RISK FACTORS, TESTING AND MANAGEMENT
Specific ultrasound screening is the key to diagnosing vasa previa.
- Low-lying placenta or placenta previa in the second trimester (even if this resolves)
- Bilobed or succenturiate-lobed placenta
- Velamentous insertion of the cord
- In-vitro fertilization pregnancies
- Multiple-fetal pregnancies
- History of uterine surgery or D&C
- Transvaginal color Doppler ultrasound for women with above risk factors
- Identification of umbilical cord placental insertion during all routine obstetrical ultrasounds
- If vasa previa is suspected in second trimester scan then repeat ultrasound in third trimester to confirm diagnosis of vasa previa and position of fetal vessels
- Pelvic rest
- Hospitalization in the 3rd trimester in a tertiary level hospital with neonatal intensive care unit and 24hour operating theatres available
- Delivery by caesarean section at approximately 35-36 weeks (earlier if indicated)
- Administration of corticosteroids for fetal lung maturation
- Immediate blood transfusion and aggressive resuscitation of the infant in the event of a rupture
All cases of vasa previa are different and any management plan should be developed in partnership between the mother and her doctors based on her own individual circumstances.
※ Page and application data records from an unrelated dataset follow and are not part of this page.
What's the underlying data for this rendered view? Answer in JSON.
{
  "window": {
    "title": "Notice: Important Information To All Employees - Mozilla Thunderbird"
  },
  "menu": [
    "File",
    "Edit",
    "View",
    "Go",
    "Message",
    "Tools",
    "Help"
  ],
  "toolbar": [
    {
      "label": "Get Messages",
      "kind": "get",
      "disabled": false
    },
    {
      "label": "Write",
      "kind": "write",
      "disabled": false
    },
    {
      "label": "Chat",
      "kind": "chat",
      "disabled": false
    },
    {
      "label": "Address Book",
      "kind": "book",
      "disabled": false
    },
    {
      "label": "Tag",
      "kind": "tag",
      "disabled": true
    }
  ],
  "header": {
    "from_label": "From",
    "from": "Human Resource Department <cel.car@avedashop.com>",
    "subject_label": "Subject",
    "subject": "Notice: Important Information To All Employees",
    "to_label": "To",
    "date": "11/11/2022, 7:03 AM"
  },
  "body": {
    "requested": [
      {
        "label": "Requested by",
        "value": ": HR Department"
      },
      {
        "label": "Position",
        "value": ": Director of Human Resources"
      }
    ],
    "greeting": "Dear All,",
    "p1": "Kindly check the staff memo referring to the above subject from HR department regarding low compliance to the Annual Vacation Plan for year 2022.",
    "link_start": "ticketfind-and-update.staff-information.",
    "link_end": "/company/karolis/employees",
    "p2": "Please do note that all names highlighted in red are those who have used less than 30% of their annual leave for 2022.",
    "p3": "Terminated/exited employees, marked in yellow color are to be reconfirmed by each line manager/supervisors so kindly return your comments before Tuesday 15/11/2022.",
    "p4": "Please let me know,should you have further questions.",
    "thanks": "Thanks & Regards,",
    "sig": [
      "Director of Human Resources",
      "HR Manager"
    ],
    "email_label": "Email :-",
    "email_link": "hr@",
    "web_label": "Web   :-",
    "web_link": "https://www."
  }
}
The management recommendations provided by the IVPF are general recommendations only and can be used as the starting point for the development of an individual management plan. The IVPF does not provide medical advice and it is important that if you are diagnosed with vasa previa you consult with an appropriately qualified medical practitioner.
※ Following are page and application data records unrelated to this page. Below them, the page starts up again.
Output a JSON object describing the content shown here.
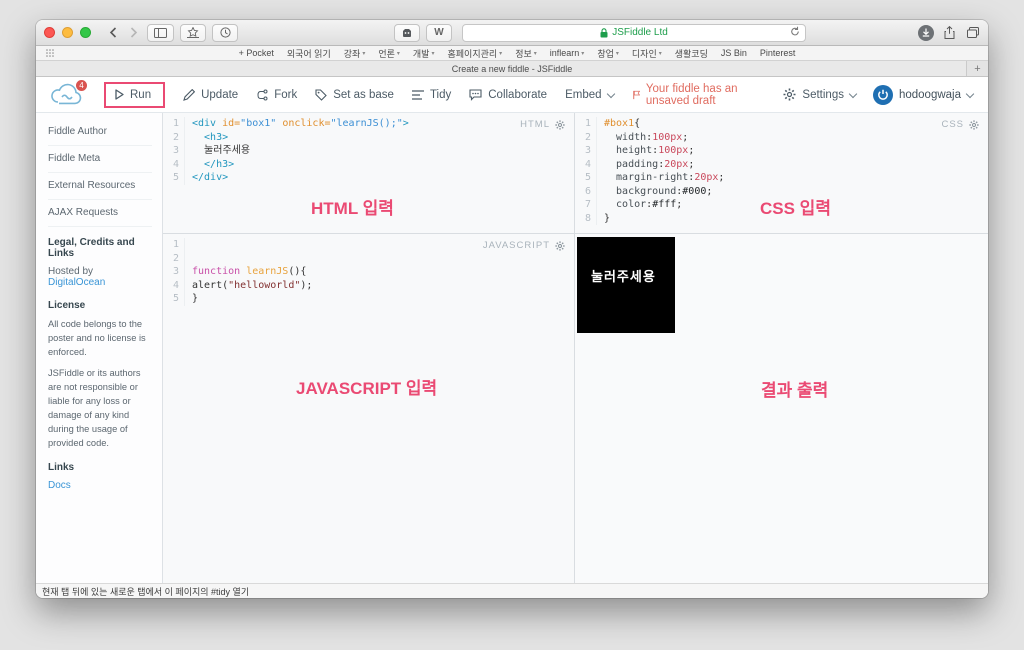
{
  "browser": {
    "url_text": "JSFiddle Ltd",
    "tab_title": "Create a new fiddle - JSFiddle",
    "new_tab_label": "+",
    "wikipedia_label": "W",
    "bookmarks": [
      {
        "label": "+ Pocket",
        "caret": false
      },
      {
        "label": "외국어 읽기",
        "caret": false
      },
      {
        "label": "강좌",
        "caret": true
      },
      {
        "label": "언론",
        "caret": true
      },
      {
        "label": "개발",
        "caret": true
      },
      {
        "label": "홈페이지관리",
        "caret": true
      },
      {
        "label": "정보",
        "caret": true
      },
      {
        "label": "inflearn",
        "caret": true
      },
      {
        "label": "창업",
        "caret": true
      },
      {
        "label": "디자인",
        "caret": true
      },
      {
        "label": "생활코딩",
        "caret": false
      },
      {
        "label": "JS Bin",
        "caret": false
      },
      {
        "label": "Pinterest",
        "caret": false
      }
    ],
    "status_text": "현재 탭 뒤에 있는 새로운 탭에서 이 페이지의 #tidy 열기"
  },
  "header": {
    "logo_badge": "4",
    "run_label": "Run",
    "actions": [
      {
        "label": "Update"
      },
      {
        "label": "Fork"
      },
      {
        "label": "Set as base"
      },
      {
        "label": "Tidy"
      },
      {
        "label": "Collaborate"
      },
      {
        "label": "Embed"
      }
    ],
    "draft_message": "Your fiddle has an unsaved draft",
    "settings_label": "Settings",
    "username": "hodoogwaja"
  },
  "sidebar": {
    "sections": [
      {
        "label": "Fiddle Author"
      },
      {
        "label": "Fiddle Meta"
      },
      {
        "label": "External Resources"
      },
      {
        "label": "AJAX Requests"
      }
    ],
    "legal_heading": "Legal, Credits and Links",
    "hosted_prefix": "Hosted by ",
    "hosted_link": "DigitalOcean",
    "license_heading": "License",
    "license_p1": "All code belongs to the poster and no license is enforced.",
    "license_p2": "JSFiddle or its authors are not responsible or liable for any loss or damage of any kind during the usage of provided code.",
    "links_heading": "Links",
    "docs_link": "Docs"
  },
  "panes": {
    "html": {
      "label": "HTML",
      "lines": [
        [
          {
            "c": "tag",
            "t": "<div "
          },
          {
            "c": "attr",
            "t": "id="
          },
          {
            "c": "str",
            "t": "\"box1\""
          },
          {
            "c": "tag",
            "t": " "
          },
          {
            "c": "attr",
            "t": "onclick="
          },
          {
            "c": "str",
            "t": "\"learnJS();\""
          },
          {
            "c": "tag",
            "t": ">"
          }
        ],
        [
          {
            "c": "tag",
            "t": "  <h3>"
          }
        ],
        [
          {
            "c": "plain",
            "t": "  눌러주세용"
          }
        ],
        [
          {
            "c": "tag",
            "t": "  </h3>"
          }
        ],
        [
          {
            "c": "tag",
            "t": "</div>"
          }
        ]
      ]
    },
    "css": {
      "label": "CSS",
      "lines": [
        [
          {
            "c": "attr",
            "t": "#box1"
          },
          {
            "c": "plain",
            "t": "{"
          }
        ],
        [
          {
            "c": "prop",
            "t": "  width"
          },
          {
            "c": "plain",
            "t": ":"
          },
          {
            "c": "num",
            "t": "100px"
          },
          {
            "c": "plain",
            "t": ";"
          }
        ],
        [
          {
            "c": "prop",
            "t": "  height"
          },
          {
            "c": "plain",
            "t": ":"
          },
          {
            "c": "num",
            "t": "100px"
          },
          {
            "c": "plain",
            "t": ";"
          }
        ],
        [
          {
            "c": "prop",
            "t": "  padding"
          },
          {
            "c": "plain",
            "t": ":"
          },
          {
            "c": "num",
            "t": "20px"
          },
          {
            "c": "plain",
            "t": ";"
          }
        ],
        [
          {
            "c": "prop",
            "t": "  margin-right"
          },
          {
            "c": "plain",
            "t": ":"
          },
          {
            "c": "num",
            "t": "20px"
          },
          {
            "c": "plain",
            "t": ";"
          }
        ],
        [
          {
            "c": "prop",
            "t": "  background"
          },
          {
            "c": "plain",
            "t": ":"
          },
          {
            "c": "hex",
            "t": "#000"
          },
          {
            "c": "plain",
            "t": ";"
          }
        ],
        [
          {
            "c": "prop",
            "t": "  color"
          },
          {
            "c": "plain",
            "t": ":"
          },
          {
            "c": "hex",
            "t": "#fff"
          },
          {
            "c": "plain",
            "t": ";"
          }
        ],
        [
          {
            "c": "plain",
            "t": "}"
          }
        ]
      ]
    },
    "js": {
      "label": "JAVASCRIPT",
      "lines": [
        [],
        [],
        [
          {
            "c": "kw",
            "t": "function "
          },
          {
            "c": "fn",
            "t": "learnJS"
          },
          {
            "c": "plain",
            "t": "(){"
          }
        ],
        [
          {
            "c": "plain",
            "t": "alert("
          },
          {
            "c": "jstr",
            "t": "\"helloworld\""
          },
          {
            "c": "plain",
            "t": ");"
          }
        ],
        [
          {
            "c": "plain",
            "t": "}"
          }
        ]
      ]
    },
    "result": {
      "box_text": "눌러주세용"
    }
  },
  "annotations": {
    "html": "HTML 입력",
    "css": "CSS 입력",
    "js": "JAVASCRIPT 입력",
    "result": "결과 출력"
  },
  "colors": {
    "annotation_pink": "#ea4a73",
    "draft_salmon": "#e06c60",
    "link_blue": "#3a95d6",
    "lock_green": "#1e9e4c",
    "badge_red": "#d9534f",
    "result_box_bg": "#000000",
    "result_box_text": "#ffffff"
  }
}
The International Vasa Previa Foundation believes
that infant death due to vasa previa is an avoidable tragedy. IVPF recommendations are based on the consolidated results of science,
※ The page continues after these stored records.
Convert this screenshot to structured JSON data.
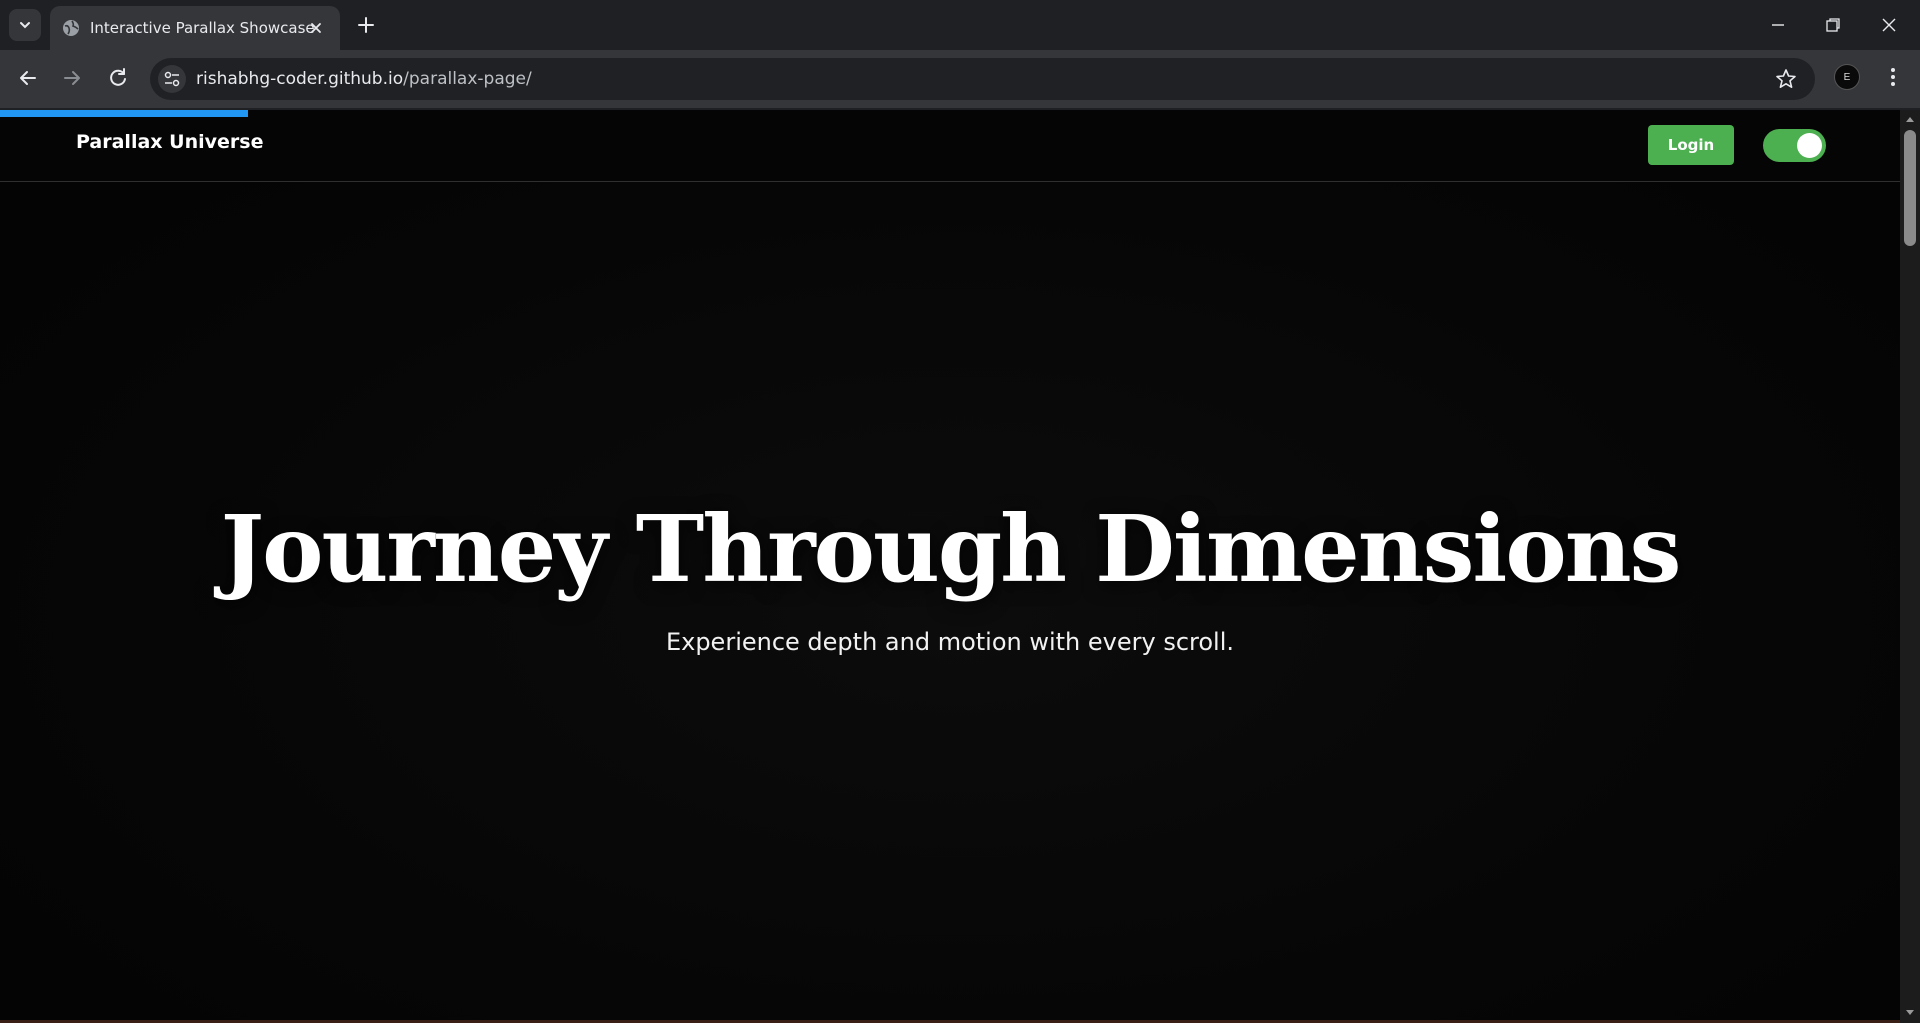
{
  "browser": {
    "tab": {
      "title": "Interactive Parallax Showcase",
      "favicon": "globe-icon"
    },
    "url": {
      "host": "rishabhg-coder.github.io",
      "path": "/parallax-page/"
    },
    "profile_initial": "E"
  },
  "page": {
    "scroll_progress_percent": 12.9,
    "header": {
      "brand": "Parallax Universe",
      "login_label": "Login",
      "theme_toggle_on": true
    },
    "hero": {
      "title": "Journey Through Dimensions",
      "subtitle": "Experience depth and motion with every scroll."
    }
  },
  "colors": {
    "accent_green": "#4caf50",
    "progress_blue": "#2196f3",
    "background": "#050505"
  }
}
technology, and its experience with hundreds of vasa previa families. Infant death and injury can be prevented when vasa previa is
prenatally diagnosed and Cesarean section is performed at 35-36 weeks.